Our voices are now at the heart of the reform agenda. Silencing victims protects the perpetrator, condones their behaviour and robs victims and survivors of their dignity. This is the time to hear our voices and break the silence.

The Victorian Government has recognised that by working together we can create systems that support people who are affected by family violence.

We know what it’s like to be ignored. We know what it’s like to experience system shortcomings. We know what it’s like to be victim blamed.

Yet the painful reality of the family violence which we have endured is that it can happen to anyone, regardless of their cultural, ethnic and socio-economic background. We know this. We feel this.

It is everybody’s business to break the silence and meet victim survivors with compassion and empathy.

 

At the Victim Survivors’ Advisory Council, we are leading the way. Our most vulnerable days are behind us and we are driving cultural change. Some voices have been permanently silenced. To those who have died through family violence, our community apologises for failing you. We do this work in your honour.

We represent all ages, genders and demographics, from children and adolescents, the Aboriginal community, to culturally and ethnically diverse communities, people with a disability, LGBTI communities, and elders.

Our drive, passion and voices are jointly dedicated to contributing as a powerful group to ending family violence.

Historically, victims of family violence have been failed by systemic shortcomings and cultural attitudes that have enabled our plight and caused us to suffer silently.

That stops now. Our voices represent all of us—those impacted by family violence, and those for whom the system must improve to keep us safe.

We are the Victim Survivors’ Advisory Council and we are here to make a difference.
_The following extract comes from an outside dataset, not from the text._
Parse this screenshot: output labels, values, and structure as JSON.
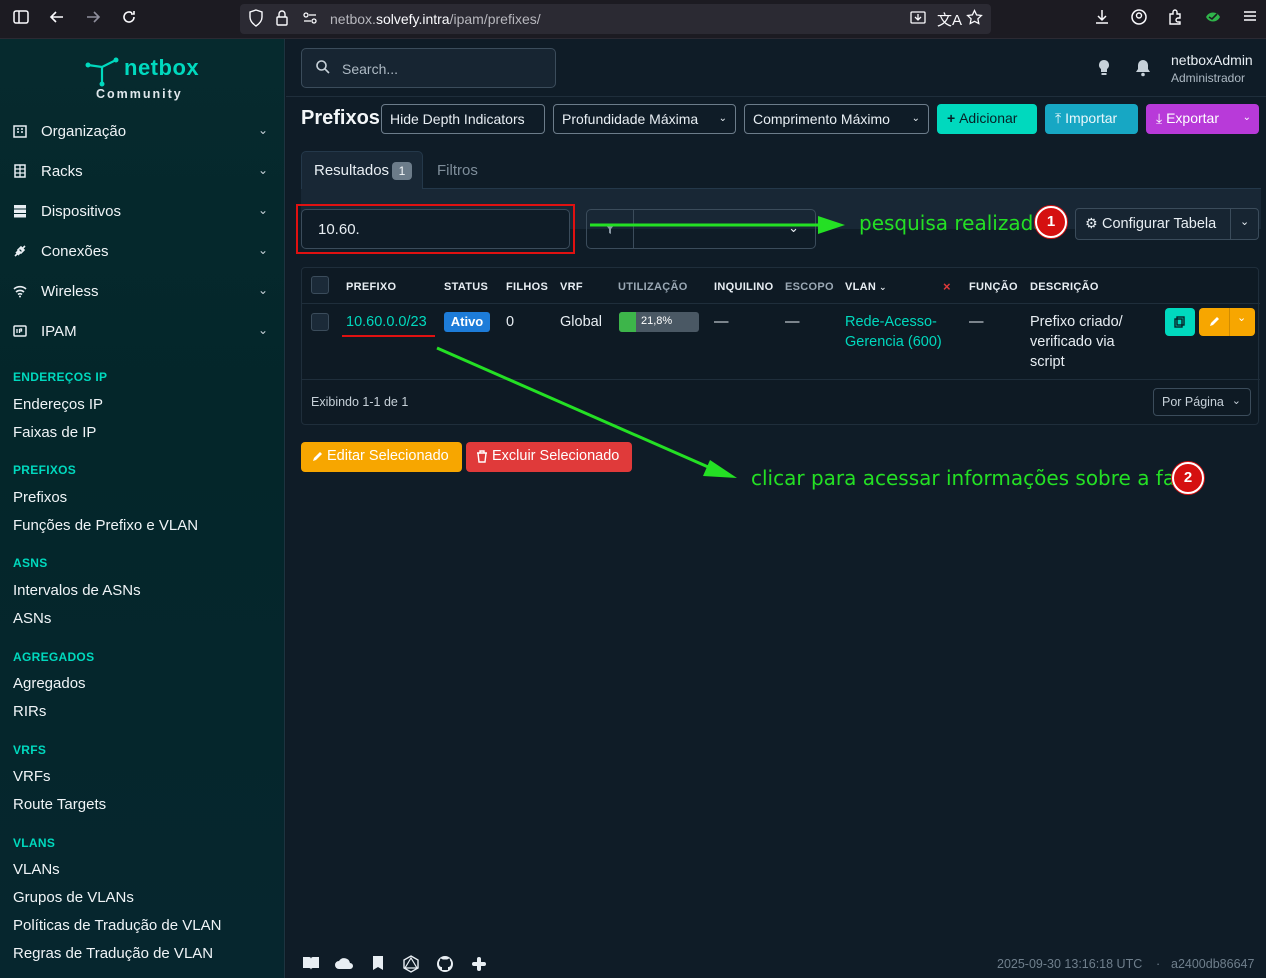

The Victim Survivors’ Advisory Council brings the strength, resilience and lived experiences of victim survivors to our reforms.

Role of the Victim Survivors' Advisory Council

The Victim Survivors’ Advisory Council:

  • Contributes meaningfully to family violence reform by involving its members – service users and people with lived experience – in the family violence reform program
  • Provides an ongoing voice for people who have experienced family violence in the design of services
  • Places people with lived experience at the centre of family violence reform and service design
  • Advises how family violence reform initiatives will impact on people who use services
  • Considers and provides advice on specific issues requested by the Family Violence Committee of Cabinet and/or the Family Violence Steering Committee
  • Ensures advice to the government reflects the diversity of the family violence experience
  • Ensures the government’s response to the recommendations of the Royal Commission into Family Violence meets the expectations of people with lived experience and the community.

Contact us

For more information, email vsac@familysafety.vic.gov.au